Back in Blighty, Gabriella and I learnt how to be efficient concert-goers. We prefer to buy general admission tickets and stand on the pitch, rather than have specified seats, even though getting a good spot is a bit hit-and-miss. It works well if you’re prepared to queue.
In Britain, we had sussed what time we had to start queuing to get the best spots in the general admission area. We knew how to manage our liquid intake so that we wouldn’t have to vacate those best spots to relieve ourselves. We were ready with picnic meals and comfy shoes and entertainment for the time we were waiting in line. Maybe we were a little anal, but we always had a terrific view of the performing artists, whether we were seeing P!nk, Robbie Williams or the Capital FM Summer Ball.
Last week, we went to our first concert in America and saw Imagine Dragons at the 17,500 capacity SAP Center arena in San Jose. Traffic delayed us getting to the arena as early as we’d have liked and we were slightly concerned that we were going to be way, way back on the pitch.
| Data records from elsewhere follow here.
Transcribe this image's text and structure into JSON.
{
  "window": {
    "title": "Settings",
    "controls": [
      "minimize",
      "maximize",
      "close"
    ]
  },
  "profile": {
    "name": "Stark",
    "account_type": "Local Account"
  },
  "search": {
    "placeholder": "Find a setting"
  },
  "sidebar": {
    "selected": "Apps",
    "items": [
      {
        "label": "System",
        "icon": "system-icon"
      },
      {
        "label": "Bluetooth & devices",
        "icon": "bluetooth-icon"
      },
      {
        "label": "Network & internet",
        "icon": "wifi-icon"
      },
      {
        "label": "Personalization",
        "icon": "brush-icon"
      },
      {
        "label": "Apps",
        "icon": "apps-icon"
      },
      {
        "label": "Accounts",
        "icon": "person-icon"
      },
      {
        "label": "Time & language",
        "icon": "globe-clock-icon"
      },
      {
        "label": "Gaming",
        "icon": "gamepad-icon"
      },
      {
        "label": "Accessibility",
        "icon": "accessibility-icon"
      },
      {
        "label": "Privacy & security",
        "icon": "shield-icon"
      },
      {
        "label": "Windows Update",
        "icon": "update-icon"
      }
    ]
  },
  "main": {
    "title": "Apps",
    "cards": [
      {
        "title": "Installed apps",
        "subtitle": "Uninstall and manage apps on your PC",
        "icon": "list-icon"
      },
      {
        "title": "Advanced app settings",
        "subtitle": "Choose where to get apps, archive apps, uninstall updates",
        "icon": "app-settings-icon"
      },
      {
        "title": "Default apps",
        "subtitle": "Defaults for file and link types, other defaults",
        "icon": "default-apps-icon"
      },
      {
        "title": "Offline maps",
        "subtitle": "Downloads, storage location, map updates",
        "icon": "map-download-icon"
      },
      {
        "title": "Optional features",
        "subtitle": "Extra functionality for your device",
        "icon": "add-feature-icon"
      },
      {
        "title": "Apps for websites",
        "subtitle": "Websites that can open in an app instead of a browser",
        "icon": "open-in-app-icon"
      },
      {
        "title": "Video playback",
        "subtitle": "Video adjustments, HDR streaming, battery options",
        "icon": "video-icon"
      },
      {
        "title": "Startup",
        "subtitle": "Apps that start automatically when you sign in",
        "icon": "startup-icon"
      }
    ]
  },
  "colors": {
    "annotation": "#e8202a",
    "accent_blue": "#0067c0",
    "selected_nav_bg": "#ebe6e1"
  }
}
We were in for a surprise. The arena car park not only had spaces available, but was completely deserted. After parking, we couldn’t see the crowd of people that usually signifies the general admission mob, so we wandered over to an entrance to find out where we should be. We discovered that the motley bunch of 19 people loitering there was the sum total of our queue. In Britain, we’d have had to queue from 2pm, not 5pm, to be that close to the front. (For Wimbledon or Olympics tickets, people camp out in a queue with sleeping bags and little gas stoves for days.)
Once inside the building, we were prepared for the obligatory mad dash to the stage, but to our astonishment, people ahead of us ambled over to the fast food stalls instead. And even though there had been equivalent general admission queues all around the building, we found ourselves right at the front of the crowd, next to the stage.
I should clarify that when I said we had good spots at concerts in Britain, we were anywhere between 5 and 30 rows of standing bodies (invariably tall bodies) back from the stage. That counted as good. But for Imagine Dragons last week, we were in the second row. We were close enough for the singers to sing spittle down on us. It was exciting, if not entirely hygienic.
An extra bonus was that the floor wasn’t sticky. At concerts in Britain, beer is served freely in flimsy plastic cups and is frequently spilt. In California, where the drinking age is 21, there was no alcohol in sight.
And despite the arena being full by the end, when we left, we just left. Whenever we departed from the O2 arena or Wembley Stadium in Britain, we knew we’d be inching our way out of the venue car park for at least an hour before we could drive any faster than 3mph. Here, we drove straight out of the car park and off into the distance.
I don’t know what caused last week’s experience to be so much easier than in Britain. My only theory is that Americans haven’t mastered the art of queuing yet. Thank goodness.
A video of the last song from Imagine Dragons’ main set: Radioactive